_WORK INSTRUCTIONS_: Give every line of the data again, exactly.

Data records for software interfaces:
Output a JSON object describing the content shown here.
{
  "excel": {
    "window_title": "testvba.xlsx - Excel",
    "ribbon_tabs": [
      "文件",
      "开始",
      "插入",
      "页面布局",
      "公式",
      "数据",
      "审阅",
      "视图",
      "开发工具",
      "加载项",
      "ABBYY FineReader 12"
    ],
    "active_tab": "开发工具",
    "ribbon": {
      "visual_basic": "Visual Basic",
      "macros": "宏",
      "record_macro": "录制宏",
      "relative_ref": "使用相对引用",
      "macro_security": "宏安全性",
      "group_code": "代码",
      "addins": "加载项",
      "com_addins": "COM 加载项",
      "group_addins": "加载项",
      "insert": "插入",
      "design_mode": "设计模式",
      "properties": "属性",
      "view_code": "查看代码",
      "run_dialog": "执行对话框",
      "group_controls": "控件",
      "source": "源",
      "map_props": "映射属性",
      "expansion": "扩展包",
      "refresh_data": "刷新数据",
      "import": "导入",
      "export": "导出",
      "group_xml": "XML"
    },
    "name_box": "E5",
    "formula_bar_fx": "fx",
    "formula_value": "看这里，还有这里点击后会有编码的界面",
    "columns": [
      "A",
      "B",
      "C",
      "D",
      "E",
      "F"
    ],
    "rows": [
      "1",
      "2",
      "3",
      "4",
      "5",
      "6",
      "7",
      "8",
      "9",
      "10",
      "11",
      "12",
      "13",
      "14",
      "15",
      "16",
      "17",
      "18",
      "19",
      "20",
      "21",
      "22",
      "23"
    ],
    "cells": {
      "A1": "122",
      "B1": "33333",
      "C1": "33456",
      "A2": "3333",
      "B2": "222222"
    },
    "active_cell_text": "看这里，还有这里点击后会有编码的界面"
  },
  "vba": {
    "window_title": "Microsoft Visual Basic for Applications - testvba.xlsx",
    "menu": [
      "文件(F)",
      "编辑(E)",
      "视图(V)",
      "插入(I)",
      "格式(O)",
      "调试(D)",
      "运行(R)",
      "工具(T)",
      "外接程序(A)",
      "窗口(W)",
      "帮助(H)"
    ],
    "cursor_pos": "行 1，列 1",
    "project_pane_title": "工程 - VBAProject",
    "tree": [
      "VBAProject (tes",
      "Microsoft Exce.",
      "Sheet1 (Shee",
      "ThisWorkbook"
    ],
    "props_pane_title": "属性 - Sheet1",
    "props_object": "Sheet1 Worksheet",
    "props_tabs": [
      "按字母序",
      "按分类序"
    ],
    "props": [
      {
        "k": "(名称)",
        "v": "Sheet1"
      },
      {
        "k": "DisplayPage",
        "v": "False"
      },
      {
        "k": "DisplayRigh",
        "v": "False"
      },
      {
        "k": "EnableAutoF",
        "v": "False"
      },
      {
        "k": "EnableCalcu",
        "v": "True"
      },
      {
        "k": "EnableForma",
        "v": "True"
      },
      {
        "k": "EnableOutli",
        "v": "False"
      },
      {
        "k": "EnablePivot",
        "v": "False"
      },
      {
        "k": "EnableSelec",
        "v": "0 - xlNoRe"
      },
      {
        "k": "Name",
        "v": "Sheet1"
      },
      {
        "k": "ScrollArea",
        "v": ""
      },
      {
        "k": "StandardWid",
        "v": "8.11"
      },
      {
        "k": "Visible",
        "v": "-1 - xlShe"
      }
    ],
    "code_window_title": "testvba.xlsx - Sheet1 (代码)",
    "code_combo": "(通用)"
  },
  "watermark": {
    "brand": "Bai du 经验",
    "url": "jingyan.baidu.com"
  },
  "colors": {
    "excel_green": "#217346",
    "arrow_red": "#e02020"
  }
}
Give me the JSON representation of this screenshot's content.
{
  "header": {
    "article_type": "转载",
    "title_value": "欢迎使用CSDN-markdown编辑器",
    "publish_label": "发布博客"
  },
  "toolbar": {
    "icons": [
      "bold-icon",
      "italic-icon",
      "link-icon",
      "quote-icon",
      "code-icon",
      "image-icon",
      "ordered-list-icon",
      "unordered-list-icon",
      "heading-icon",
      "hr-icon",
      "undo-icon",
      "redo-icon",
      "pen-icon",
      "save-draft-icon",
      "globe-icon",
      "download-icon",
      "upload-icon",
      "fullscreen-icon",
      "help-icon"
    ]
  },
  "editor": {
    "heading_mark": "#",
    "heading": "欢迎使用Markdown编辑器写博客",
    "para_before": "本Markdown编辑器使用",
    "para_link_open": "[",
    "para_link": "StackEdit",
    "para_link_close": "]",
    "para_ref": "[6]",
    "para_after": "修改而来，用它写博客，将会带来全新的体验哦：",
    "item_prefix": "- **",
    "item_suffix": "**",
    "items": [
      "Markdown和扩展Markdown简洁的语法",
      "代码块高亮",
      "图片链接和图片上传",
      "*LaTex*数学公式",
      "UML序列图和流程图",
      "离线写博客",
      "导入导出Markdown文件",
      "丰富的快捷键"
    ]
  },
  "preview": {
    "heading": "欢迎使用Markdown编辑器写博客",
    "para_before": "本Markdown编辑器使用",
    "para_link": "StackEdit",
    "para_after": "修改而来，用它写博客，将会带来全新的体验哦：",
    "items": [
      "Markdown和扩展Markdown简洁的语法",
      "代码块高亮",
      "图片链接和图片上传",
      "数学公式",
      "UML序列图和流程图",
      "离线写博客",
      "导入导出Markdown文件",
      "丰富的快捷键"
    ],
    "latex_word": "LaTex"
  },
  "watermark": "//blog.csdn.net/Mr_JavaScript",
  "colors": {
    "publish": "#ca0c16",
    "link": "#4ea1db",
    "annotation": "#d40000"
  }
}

_RESPONSE FOR THIS EXERCISE_:
Output a JSON object describing the content shown here.
{
  "excel": {
    "window_title": "testvba.xlsx - Excel",
    "ribbon_tabs": [
      "文件",
      "开始",
      "插入",
      "页面布局",
      "公式",
      "数据",
      "审阅",
      "视图",
      "开发工具",
      "加载项",
      "ABBYY FineReader 12"
    ],
    "active_tab": "开发工具",
    "ribbon": {
      "visual_basic": "Visual Basic",
      "macros": "宏",
      "record_macro": "录制宏",
      "relative_ref": "使用相对引用",
      "macro_security": "宏安全性",
      "group_code": "代码",
      "addins": "加载项",
      "com_addins": "COM 加载项",
      "group_addins": "加载项",
      "insert": "插入",
      "design_mode": "设计模式",
      "properties": "属性",
      "view_code": "查看代码",
      "run_dialog": "执行对话框",
      "group_controls": "控件",
      "source": "源",
      "map_props": "映射属性",
      "expansion": "扩展包",
      "refresh_data": "刷新数据",
      "import": "导入",
      "export": "导出",
      "group_xml": "XML"
    },
    "name_box": "E5",
    "formula_bar_fx": "fx",
    "formula_value": "看这里，还有这里点击后会有编码的界面",
    "columns": [
      "A",
      "B",
      "C",
      "D",
      "E",
      "F"
    ],
    "rows": [
      "1",
      "2",
      "3",
      "4",
      "5",
      "6",
      "7",
      "8",
      "9",
      "10",
      "11",
      "12",
      "13",
      "14",
      "15",
      "16",
      "17",
      "18",
      "19",
      "20",
      "21",
      "22",
      "23"
    ],
    "cells": {
      "A1": "122",
      "B1": "33333",
      "C1": "33456",
      "A2": "3333",
      "B2": "222222"
    },
    "active_cell_text": "看这里，还有这里点击后会有编码的界面"
  },
  "vba": {
    "window_title": "Microsoft Visual Basic for Applications - testvba.xlsx",
    "menu": [
      "文件(F)",
      "编辑(E)",
      "视图(V)",
      "插入(I)",
      "格式(O)",
      "调试(D)",
      "运行(R)",
      "工具(T)",
      "外接程序(A)",
      "窗口(W)",
      "帮助(H)"
    ],
    "cursor_pos": "行 1，列 1",
    "project_pane_title": "工程 - VBAProject",
    "tree": [
      "VBAProject (tes",
      "Microsoft Exce.",
      "Sheet1 (Shee",
      "ThisWorkbook"
    ],
    "props_pane_title": "属性 - Sheet1",
    "props_object": "Sheet1 Worksheet",
    "props_tabs": [
      "按字母序",
      "按分类序"
    ],
    "props": [
      {
        "k": "(名称)",
        "v": "Sheet1"
      },
      {
        "k": "DisplayPage",
        "v": "False"
      },
      {
        "k": "DisplayRigh",
        "v": "False"
      },
      {
        "k": "EnableAutoF",
        "v": "False"
      },
      {
        "k": "EnableCalcu",
        "v": "True"
      },
      {
        "k": "EnableForma",
        "v": "True"
      },
      {
        "k": "EnableOutli",
        "v": "False"
      },
      {
        "k": "EnablePivot",
        "v": "False"
      },
      {
        "k": "EnableSelec",
        "v": "0 - xlNoRe"
      },
      {
        "k": "Name",
        "v": "Sheet1"
      },
      {
        "k": "ScrollArea",
        "v": ""
      },
      {
        "k": "StandardWid",
        "v": "8.11"
      },
      {
        "k": "Visible",
        "v": "-1 - xlShe"
      }
    ],
    "code_window_title": "testvba.xlsx - Sheet1 (代码)",
    "code_combo": "(通用)"
  },
  "watermark": {
    "brand": "Bai du 经验",
    "url": "jingyan.baidu.com"
  },
  "colors": {
    "excel_green": "#217346",
    "arrow_red": "#e02020"
  }
}
Give me the JSON representation of this screenshot's content.
{
  "header": {
    "article_type": "转载",
    "title_value": "欢迎使用CSDN-markdown编辑器",
    "publish_label": "发布博客"
  },
  "toolbar": {
    "icons": [
      "bold-icon",
      "italic-icon",
      "link-icon",
      "quote-icon",
      "code-icon",
      "image-icon",
      "ordered-list-icon",
      "unordered-list-icon",
      "heading-icon",
      "hr-icon",
      "undo-icon",
      "redo-icon",
      "pen-icon",
      "save-draft-icon",
      "globe-icon",
      "download-icon",
      "upload-icon",
      "fullscreen-icon",
      "help-icon"
    ]
  },
  "editor": {
    "heading_mark": "#",
    "heading": "欢迎使用Markdown编辑器写博客",
    "para_before": "本Markdown编辑器使用",
    "para_link_open": "[",
    "para_link": "StackEdit",
    "para_link_close": "]",
    "para_ref": "[6]",
    "para_after": "修改而来，用它写博客，将会带来全新的体验哦：",
    "item_prefix": "- **",
    "item_suffix": "**",
    "items": [
      "Markdown和扩展Markdown简洁的语法",
      "代码块高亮",
      "图片链接和图片上传",
      "*LaTex*数学公式",
      "UML序列图和流程图",
      "离线写博客",
      "导入导出Markdown文件",
      "丰富的快捷键"
    ]
  },
  "preview": {
    "heading": "欢迎使用Markdown编辑器写博客",
    "para_before": "本Markdown编辑器使用",
    "para_link": "StackEdit",
    "para_after": "修改而来，用它写博客，将会带来全新的体验哦：",
    "items": [
      "Markdown和扩展Markdown简洁的语法",
      "代码块高亮",
      "图片链接和图片上传",
      "数学公式",
      "UML序列图和流程图",
      "离线写博客",
      "导入导出Markdown文件",
      "丰富的快捷键"
    ],
    "latex_word": "LaTex"
  },
  "watermark": "//blog.csdn.net/Mr_JavaScript",
  "colors": {
    "publish": "#ca0c16",
    "link": "#4ea1db",
    "annotation": "#d40000"
  }
}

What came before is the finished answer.